To play The Simpleton, all guests form a circle around another player and pretend to engage in different careers (painting walls, writing books, smelting … that which ought be smelt). Then, the player in the center pretends to play a flute, and sings a song about Margaret, who does not love him. And then … well, the original text can explain it better than I can:
“When he ceases to sing, to take up the trade of one of the players, that player must play in his turn on the flute, moving his fingers, as if holding one, but without being obliged to sing; and when the conductor of the game takes up his song again or takes another trade, the player on the flute must quickly return to his: if he mistakes, he gives a forfeit to the master of the game.”
You got all that? Now stop badmouthing television. It may be the only thing keeping you from playing a pretend flute while your in-laws milk an imaginary cow in your living room.
5. King of Morocco
Or perhaps you’d rather trundle your way through the always-popular pastime, King of Morocco? It was one of the games of the era that helped unmarried couples cope with the seething undercurrent of sexual tension that gnawed the seams of civilized society. It involves a man and woman walking solemnly across from opposite corners, holding candles. They meet, and recite the following.
The Gentleman: Have you heard the frightful news?Lady: Alas!Gentleman: The King of Morocco is dead.Lady: Alas! alas!Gentleman: He is buried.Lady: Alas! alas! alas!Gentleman: Alas! alas! alas! and for four times, alas He has cut his throat with a piece of glass.”
Then "both end their walk with a solemn air, and ... run gayly to their places."
Phew! Let me…let me just catch my breath for a second. That was hot.
Never, EVER Play These Games At Your Flossy Fourth Party…Seriously
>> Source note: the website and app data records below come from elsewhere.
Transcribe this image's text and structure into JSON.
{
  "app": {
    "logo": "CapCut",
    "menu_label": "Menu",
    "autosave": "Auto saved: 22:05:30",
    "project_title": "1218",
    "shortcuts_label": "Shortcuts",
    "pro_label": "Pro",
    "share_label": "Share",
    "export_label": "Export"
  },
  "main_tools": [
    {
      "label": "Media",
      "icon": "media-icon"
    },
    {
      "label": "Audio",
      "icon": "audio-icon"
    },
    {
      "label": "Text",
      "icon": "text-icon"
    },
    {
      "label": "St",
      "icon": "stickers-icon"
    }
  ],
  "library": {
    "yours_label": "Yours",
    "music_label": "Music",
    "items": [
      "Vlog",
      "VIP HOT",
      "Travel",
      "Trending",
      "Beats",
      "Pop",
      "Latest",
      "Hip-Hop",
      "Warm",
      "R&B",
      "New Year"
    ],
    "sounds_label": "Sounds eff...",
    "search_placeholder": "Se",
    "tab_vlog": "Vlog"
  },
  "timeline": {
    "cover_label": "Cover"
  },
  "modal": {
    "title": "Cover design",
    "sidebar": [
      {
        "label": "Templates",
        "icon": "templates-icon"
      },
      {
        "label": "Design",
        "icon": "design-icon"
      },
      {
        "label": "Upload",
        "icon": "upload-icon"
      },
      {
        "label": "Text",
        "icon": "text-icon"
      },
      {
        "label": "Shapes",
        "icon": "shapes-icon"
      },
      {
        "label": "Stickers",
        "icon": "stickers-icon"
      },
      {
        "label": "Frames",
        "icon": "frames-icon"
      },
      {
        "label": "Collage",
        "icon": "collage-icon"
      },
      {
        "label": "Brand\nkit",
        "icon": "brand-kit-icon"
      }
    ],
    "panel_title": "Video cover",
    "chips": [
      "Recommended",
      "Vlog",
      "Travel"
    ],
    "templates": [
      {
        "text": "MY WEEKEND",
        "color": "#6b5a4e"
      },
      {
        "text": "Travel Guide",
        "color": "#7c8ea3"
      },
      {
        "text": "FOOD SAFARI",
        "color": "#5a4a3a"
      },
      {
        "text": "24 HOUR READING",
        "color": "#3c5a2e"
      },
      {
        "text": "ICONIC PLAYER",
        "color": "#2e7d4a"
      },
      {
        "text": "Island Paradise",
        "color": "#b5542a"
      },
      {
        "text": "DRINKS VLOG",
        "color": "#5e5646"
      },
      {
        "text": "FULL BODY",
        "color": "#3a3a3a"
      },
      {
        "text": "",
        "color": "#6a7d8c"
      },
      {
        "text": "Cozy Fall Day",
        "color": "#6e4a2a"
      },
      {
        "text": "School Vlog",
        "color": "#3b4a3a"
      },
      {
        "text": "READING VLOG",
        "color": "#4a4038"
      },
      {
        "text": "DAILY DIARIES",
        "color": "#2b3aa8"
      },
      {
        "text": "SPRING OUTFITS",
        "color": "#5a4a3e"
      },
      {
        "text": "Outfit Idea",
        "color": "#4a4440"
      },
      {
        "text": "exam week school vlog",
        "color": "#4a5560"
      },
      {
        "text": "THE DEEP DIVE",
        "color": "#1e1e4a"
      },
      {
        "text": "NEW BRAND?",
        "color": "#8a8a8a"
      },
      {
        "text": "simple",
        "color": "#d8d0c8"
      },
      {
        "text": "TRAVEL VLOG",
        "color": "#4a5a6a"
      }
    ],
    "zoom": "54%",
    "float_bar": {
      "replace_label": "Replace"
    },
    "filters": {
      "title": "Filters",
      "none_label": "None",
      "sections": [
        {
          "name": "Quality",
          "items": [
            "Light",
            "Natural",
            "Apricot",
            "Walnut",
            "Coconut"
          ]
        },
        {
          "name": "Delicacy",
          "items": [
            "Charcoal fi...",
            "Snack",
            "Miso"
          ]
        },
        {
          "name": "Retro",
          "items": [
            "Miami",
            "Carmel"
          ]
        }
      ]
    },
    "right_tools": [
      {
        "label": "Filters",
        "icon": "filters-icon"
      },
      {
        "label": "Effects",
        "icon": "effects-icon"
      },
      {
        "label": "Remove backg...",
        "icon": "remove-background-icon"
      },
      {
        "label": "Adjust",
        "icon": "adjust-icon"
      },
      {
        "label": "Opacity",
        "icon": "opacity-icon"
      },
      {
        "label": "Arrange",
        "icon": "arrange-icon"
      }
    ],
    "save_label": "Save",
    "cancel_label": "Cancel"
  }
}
Just don’t do it. Channel your rage into something less deadly.
This was big back in the day. With human beings dropping left and right from either sickness or war or … a good stiff breeze, they weren’t about to worry about a couple lentil-brained chickens scratching and pecking each other to death. Nowadays we prefer our senseless bloodshed to result mostly from zombie interference. Let’s keep it that way.
It’s wrong to say the colonials considered the structured murder of one another over a disagreement a “game.” It was more of a sport. The rules (the ones put forth here are from a code used in 1777) were extremely important, as they elevated the activity, making it civilized instead of barbaric.
In truth, death wasn’t necessarily the goal in dueling—the general idea was that the violence could be stopped after serious blood was drawn, suggesting that it was perfectly acceptable to fire for a foot or drive your sword into a shoulder. However “children’s play,” or firing in the air, was strictly forbidden.
- The challenged has the right to choose his own weapons, except if the challenger doesn’t know how to use that weapon. The challenger cannot argue with the second choice no matter what.
- “Any insult to a lady under a gentleman’s care or protection to be considered as by one degree greater offence than if given to the gentleman personally, and to be regarded accordingly.”
- The challenged chooses the place, the challenger chooses the distance, and the seconds (friends roped into this mess) fix the time and details of the shooting.
There are many, many opportunities during the preparation for a duel that apologies are allowed, even urged. A simple, “All right, dude. I’m sorry. I was just mad she dumped me for you,” could have saved countless lives. Remember this at your party.
You’ll find much of the stuff you need to accommodate these suggestions for your Flossy Fourth Party at the mental_floss online store!